▸ **TASK BRIEF**
Count up the lines holding "Start" in the material, then reply with only the number.

▸ **THE RECORDS**

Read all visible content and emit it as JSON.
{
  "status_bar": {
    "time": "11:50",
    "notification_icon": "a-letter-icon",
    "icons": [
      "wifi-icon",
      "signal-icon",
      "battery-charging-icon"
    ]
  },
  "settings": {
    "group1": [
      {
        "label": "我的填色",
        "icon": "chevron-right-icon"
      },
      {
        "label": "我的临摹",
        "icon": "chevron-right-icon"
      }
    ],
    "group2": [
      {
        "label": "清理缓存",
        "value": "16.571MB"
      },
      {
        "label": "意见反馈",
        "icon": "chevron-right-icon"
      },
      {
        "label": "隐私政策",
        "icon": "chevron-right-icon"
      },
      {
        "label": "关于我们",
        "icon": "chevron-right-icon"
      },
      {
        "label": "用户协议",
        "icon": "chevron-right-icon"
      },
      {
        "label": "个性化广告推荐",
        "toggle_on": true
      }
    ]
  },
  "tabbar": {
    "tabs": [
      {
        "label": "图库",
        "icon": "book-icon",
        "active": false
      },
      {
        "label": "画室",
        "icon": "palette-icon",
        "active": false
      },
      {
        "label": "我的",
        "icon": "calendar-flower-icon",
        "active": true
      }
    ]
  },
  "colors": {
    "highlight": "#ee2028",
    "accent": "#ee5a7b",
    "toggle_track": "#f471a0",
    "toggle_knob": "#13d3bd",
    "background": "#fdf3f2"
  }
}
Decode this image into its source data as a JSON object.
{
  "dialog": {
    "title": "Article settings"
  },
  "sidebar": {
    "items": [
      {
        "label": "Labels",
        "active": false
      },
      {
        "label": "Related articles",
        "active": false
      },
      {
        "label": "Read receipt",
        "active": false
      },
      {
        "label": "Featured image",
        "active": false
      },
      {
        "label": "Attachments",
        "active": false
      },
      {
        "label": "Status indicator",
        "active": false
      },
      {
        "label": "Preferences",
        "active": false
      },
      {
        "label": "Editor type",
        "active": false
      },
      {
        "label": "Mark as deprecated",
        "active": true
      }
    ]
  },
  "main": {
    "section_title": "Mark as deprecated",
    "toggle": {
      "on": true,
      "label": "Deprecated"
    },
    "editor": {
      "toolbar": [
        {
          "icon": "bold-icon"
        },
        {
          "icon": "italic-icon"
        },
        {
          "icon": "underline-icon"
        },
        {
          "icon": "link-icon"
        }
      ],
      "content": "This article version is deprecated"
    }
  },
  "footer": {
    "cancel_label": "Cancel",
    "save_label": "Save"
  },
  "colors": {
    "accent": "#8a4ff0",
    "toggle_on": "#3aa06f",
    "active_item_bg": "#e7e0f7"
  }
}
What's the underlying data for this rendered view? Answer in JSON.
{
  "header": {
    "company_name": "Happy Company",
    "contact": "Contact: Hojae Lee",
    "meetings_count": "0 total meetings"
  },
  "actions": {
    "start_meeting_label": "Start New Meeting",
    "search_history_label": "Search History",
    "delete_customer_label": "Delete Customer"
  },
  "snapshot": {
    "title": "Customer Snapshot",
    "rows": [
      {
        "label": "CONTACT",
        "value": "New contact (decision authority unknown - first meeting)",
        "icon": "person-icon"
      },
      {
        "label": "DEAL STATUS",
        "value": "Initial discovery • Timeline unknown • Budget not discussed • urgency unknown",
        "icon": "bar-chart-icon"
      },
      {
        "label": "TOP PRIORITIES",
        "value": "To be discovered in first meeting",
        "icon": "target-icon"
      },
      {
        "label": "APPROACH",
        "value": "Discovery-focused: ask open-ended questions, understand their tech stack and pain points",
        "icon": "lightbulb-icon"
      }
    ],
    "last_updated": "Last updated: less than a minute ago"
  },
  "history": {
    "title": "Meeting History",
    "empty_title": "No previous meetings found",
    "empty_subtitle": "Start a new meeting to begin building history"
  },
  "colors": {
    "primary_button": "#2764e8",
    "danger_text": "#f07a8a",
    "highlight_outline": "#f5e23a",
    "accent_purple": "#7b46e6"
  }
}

▸ **SOLUTION TO THIS EXERCISE**
2